[Component data from apps and pages]
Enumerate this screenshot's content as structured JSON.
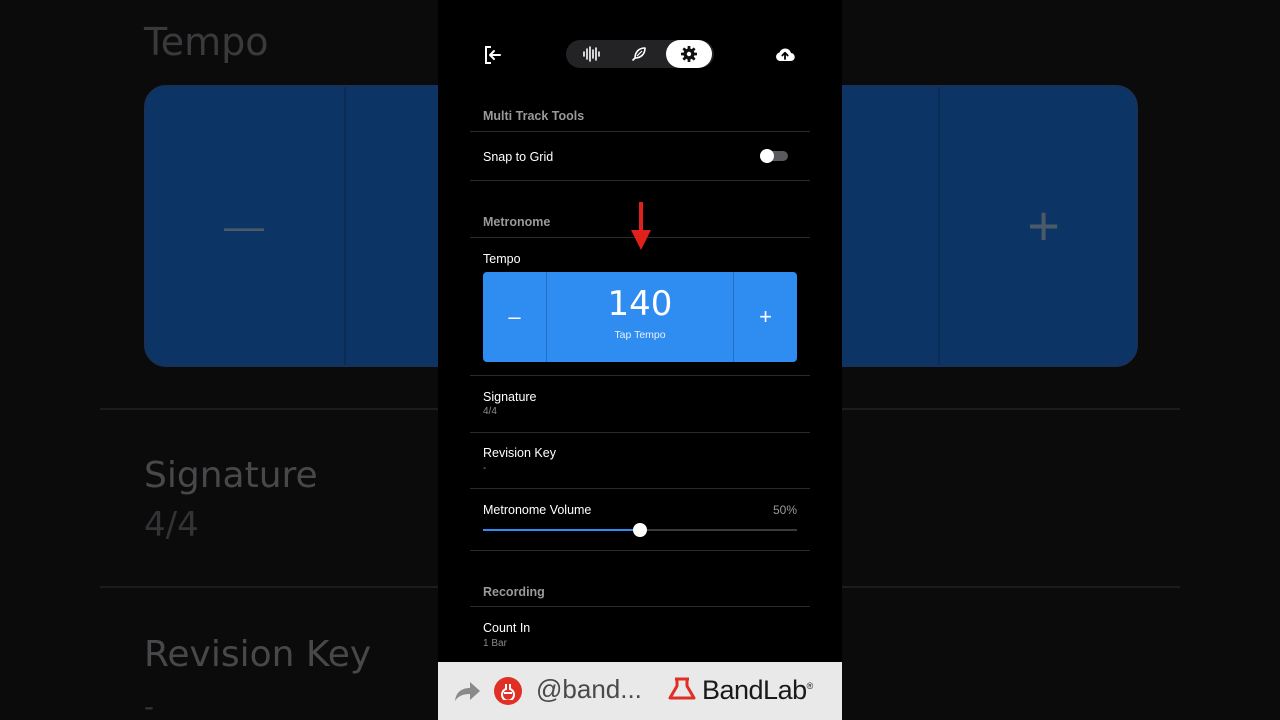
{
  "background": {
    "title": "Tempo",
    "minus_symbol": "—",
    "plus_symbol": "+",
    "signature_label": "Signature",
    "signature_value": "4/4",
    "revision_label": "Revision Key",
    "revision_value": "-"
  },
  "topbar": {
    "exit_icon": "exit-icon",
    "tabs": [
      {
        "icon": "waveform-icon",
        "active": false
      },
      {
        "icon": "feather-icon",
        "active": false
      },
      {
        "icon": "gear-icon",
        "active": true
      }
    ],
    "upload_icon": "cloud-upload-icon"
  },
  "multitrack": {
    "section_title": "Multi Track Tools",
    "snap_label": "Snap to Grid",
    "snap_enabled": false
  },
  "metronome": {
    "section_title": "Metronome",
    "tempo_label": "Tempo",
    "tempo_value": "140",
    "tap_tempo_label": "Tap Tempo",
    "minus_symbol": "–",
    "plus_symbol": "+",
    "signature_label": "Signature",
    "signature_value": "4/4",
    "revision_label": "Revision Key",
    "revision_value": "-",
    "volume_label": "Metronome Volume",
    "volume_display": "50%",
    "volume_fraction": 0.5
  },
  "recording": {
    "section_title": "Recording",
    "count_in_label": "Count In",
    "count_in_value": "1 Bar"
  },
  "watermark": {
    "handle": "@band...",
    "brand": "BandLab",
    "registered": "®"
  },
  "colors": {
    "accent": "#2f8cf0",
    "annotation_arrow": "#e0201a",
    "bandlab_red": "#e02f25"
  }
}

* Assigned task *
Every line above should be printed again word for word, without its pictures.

* Written answer *
Enumerate this screenshot's content as structured JSON.
{
  "background": {
    "title": "Tempo",
    "minus_symbol": "—",
    "plus_symbol": "+",
    "signature_label": "Signature",
    "signature_value": "4/4",
    "revision_label": "Revision Key",
    "revision_value": "-"
  },
  "topbar": {
    "exit_icon": "exit-icon",
    "tabs": [
      {
        "icon": "waveform-icon",
        "active": false
      },
      {
        "icon": "feather-icon",
        "active": false
      },
      {
        "icon": "gear-icon",
        "active": true
      }
    ],
    "upload_icon": "cloud-upload-icon"
  },
  "multitrack": {
    "section_title": "Multi Track Tools",
    "snap_label": "Snap to Grid",
    "snap_enabled": false
  },
  "metronome": {
    "section_title": "Metronome",
    "tempo_label": "Tempo",
    "tempo_value": "140",
    "tap_tempo_label": "Tap Tempo",
    "minus_symbol": "–",
    "plus_symbol": "+",
    "signature_label": "Signature",
    "signature_value": "4/4",
    "revision_label": "Revision Key",
    "revision_value": "-",
    "volume_label": "Metronome Volume",
    "volume_display": "50%",
    "volume_fraction": 0.5
  },
  "recording": {
    "section_title": "Recording",
    "count_in_label": "Count In",
    "count_in_value": "1 Bar"
  },
  "watermark": {
    "handle": "@band...",
    "brand": "BandLab",
    "registered": "®"
  },
  "colors": {
    "accent": "#2f8cf0",
    "annotation_arrow": "#e0201a",
    "bandlab_red": "#e02f25"
  }
}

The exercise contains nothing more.